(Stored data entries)

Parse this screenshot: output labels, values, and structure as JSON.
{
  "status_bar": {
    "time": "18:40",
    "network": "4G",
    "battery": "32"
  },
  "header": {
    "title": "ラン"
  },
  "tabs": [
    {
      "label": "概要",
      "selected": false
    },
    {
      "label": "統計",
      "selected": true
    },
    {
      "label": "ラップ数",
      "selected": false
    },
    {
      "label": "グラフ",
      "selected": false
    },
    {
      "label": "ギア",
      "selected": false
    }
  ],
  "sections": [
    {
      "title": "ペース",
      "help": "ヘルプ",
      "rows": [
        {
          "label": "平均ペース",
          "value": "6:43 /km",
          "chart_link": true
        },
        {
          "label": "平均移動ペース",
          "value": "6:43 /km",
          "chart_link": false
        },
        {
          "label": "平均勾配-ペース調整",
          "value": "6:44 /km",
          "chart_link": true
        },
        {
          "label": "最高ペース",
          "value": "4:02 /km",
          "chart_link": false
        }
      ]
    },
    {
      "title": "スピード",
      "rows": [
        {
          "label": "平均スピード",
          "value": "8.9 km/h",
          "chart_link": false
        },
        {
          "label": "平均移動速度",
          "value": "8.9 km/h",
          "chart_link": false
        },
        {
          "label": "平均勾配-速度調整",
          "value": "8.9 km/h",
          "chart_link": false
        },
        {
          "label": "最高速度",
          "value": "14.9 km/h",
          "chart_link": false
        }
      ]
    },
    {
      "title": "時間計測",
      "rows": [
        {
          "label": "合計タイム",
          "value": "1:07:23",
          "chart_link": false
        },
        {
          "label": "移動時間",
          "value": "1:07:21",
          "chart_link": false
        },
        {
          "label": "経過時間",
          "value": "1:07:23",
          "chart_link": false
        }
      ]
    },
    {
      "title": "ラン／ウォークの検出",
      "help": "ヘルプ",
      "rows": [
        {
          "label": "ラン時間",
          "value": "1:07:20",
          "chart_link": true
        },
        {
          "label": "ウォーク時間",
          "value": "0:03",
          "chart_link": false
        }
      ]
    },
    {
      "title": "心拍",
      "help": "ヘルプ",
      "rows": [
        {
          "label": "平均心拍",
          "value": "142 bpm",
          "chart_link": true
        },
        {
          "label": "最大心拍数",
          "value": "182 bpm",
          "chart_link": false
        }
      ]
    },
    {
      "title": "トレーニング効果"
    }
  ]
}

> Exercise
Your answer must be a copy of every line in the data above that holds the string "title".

> Task answer
    "title": "ラン"
      "title": "ペース",
      "title": "スピード",
      "title": "時間計測",
      "title": "ラン／ウォークの検出",
      "title": "心拍",
      "title": "トレーニング効果"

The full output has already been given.